Guest lecture

Real-Time Macro Monitoring and Fiscal Policy

Event series: 


This presentation considers the effects of inaccurate real-time output data on fiscal management, both with respect to budgetary planning and fiscal surveillance. As newer and better information becomes available, output data available in real time get revised and are likely to conflict with final figures that are only released some years later. Nevertheless, fiscal policy needs to be inevitably based on real-time figures. First, the presentation documents these revisions using a newly compiled dataset from the International Monetary Fund's World Economic Outlook, comprising final and real-time output data for 175 countries, over a period of 17 years. Second, the presentation develops a simple conceptual framework to formalize the linkages between output data revisions and fiscal policy. Finally, the effects of output revisions on various indicators of fiscal policy are simulated. These simulations show that output revisions may have substantial effects on the ability of governments to correctly estimate the overall balance and the structural fiscal balance in real time, which has important implications for fiscal management.

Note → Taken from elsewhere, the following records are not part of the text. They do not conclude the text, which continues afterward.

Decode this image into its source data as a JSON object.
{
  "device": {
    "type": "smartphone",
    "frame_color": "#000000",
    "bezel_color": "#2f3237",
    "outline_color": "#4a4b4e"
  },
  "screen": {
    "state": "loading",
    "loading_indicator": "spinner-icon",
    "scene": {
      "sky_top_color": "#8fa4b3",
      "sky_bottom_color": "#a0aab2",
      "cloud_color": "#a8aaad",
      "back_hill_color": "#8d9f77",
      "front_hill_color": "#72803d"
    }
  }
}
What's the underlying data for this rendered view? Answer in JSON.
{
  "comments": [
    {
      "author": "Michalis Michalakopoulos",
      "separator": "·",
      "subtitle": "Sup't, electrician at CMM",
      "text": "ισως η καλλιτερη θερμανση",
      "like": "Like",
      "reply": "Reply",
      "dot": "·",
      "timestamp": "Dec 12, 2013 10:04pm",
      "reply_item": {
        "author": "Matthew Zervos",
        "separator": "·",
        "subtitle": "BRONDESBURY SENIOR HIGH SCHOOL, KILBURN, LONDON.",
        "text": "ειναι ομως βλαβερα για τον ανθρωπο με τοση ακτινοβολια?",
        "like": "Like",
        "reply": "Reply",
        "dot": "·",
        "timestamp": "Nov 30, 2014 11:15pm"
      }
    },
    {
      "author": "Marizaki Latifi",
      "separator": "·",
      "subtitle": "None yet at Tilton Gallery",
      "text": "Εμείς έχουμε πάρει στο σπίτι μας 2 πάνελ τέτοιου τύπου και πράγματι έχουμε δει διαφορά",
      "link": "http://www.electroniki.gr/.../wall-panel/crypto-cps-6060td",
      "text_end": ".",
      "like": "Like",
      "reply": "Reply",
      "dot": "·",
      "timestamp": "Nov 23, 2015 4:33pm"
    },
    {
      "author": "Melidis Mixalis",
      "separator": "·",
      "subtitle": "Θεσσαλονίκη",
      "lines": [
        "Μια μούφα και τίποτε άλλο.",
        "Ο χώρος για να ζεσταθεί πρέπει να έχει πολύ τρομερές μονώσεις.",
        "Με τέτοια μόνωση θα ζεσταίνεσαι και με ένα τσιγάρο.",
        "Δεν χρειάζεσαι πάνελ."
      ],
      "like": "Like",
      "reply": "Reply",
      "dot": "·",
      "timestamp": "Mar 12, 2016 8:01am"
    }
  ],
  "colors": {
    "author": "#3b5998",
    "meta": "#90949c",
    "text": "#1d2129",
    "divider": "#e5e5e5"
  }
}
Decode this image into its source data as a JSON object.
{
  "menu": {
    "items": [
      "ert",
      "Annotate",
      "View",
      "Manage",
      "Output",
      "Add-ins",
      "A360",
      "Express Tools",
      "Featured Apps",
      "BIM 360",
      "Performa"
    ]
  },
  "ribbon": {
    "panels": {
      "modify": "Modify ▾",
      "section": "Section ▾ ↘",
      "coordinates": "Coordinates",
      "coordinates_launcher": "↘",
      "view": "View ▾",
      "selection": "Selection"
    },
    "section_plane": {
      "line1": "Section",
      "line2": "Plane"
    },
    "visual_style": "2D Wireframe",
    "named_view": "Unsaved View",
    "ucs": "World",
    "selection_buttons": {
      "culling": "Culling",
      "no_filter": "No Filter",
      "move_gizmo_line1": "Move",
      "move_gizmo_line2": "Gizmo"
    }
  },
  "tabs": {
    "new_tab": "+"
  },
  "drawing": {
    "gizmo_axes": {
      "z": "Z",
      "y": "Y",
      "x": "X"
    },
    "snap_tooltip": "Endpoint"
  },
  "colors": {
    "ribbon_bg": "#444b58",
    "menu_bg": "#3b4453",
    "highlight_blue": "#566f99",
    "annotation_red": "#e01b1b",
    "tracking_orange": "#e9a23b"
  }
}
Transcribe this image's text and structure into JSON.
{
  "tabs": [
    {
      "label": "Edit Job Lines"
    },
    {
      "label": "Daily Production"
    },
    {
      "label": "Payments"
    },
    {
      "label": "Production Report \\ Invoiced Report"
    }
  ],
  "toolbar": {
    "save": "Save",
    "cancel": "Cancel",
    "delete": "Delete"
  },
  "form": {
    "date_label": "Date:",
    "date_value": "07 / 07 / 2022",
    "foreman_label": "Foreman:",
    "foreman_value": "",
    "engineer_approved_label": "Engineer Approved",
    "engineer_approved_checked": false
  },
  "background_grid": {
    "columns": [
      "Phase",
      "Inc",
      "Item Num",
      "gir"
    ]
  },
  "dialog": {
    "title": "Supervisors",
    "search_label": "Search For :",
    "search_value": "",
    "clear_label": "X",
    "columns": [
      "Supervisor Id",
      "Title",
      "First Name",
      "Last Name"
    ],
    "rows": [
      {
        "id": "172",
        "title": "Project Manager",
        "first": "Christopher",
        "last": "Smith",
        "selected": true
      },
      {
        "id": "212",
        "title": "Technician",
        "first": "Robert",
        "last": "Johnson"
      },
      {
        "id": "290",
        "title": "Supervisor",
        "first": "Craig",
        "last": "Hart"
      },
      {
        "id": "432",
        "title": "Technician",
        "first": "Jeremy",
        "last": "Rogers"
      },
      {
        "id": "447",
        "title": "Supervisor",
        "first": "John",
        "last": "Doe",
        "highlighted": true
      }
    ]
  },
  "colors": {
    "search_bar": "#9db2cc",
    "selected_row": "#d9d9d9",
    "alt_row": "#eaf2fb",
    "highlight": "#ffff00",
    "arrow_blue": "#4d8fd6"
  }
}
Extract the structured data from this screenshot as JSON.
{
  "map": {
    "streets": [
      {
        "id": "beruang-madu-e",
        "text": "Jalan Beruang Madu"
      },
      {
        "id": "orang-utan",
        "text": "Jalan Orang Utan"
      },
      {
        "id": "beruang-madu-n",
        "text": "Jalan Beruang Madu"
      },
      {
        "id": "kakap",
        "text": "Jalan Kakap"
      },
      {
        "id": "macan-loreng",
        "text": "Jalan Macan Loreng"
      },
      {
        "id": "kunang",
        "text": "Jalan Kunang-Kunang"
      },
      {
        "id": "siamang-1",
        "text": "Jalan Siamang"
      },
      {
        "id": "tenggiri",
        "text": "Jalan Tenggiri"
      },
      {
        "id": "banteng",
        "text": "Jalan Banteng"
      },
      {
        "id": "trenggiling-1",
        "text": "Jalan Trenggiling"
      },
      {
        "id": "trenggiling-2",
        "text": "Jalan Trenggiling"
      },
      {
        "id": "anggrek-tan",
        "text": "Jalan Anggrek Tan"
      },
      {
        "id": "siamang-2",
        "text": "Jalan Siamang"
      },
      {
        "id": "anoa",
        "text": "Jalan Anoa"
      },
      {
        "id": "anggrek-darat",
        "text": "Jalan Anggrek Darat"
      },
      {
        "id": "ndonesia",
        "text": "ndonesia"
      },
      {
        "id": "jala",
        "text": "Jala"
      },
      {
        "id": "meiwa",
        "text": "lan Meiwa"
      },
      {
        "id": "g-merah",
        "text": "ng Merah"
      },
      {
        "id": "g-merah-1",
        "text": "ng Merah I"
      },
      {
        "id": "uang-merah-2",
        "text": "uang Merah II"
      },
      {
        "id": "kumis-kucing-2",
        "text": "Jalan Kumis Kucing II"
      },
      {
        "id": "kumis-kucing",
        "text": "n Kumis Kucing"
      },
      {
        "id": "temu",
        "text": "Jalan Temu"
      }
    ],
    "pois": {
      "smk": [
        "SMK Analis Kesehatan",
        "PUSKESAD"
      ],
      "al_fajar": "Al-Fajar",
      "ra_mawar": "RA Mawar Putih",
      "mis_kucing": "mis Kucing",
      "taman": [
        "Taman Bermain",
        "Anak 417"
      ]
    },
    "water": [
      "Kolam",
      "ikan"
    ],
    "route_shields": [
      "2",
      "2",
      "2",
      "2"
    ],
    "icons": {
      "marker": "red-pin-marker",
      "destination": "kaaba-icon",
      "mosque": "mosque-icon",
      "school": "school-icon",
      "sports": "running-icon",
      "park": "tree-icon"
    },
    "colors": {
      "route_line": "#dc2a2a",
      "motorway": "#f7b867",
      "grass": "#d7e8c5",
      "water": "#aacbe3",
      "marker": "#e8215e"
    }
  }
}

About Florian Misch:

Florian Misch is Deputy Head of the "Corporate Taxation and Public Finance" Research Department of the Centre for European Economic Research in Mannheim, Germany. His research interests cover, broadly speaking, public finance, macroeconomics and political economy. Much of his current research focuses on the effects of fiscal policy at the firm level and on fiscal management as well as fiscal governance. He has also worked on various projects for the World Bank, the German International Cooperation, national ministries in various countries, the International Monetary Fund and the International Growth Centre in the area of public finance and macroeconomics. He completed his PhD at the Nottingham School of Economics in 2010 after having obtained a postgraduate certificate in International Economic Policy Research from the Kiel Institute for the World Economy in 2006.

Note: Papers, presentation slides and any other material provided by the Guest Lecturer will be made available some time after the lecture at Publications > Media & Speeches > Guest Lectures by Visiting Academics.

Venue map

Last updated: 
Tuesday, 30 September 2014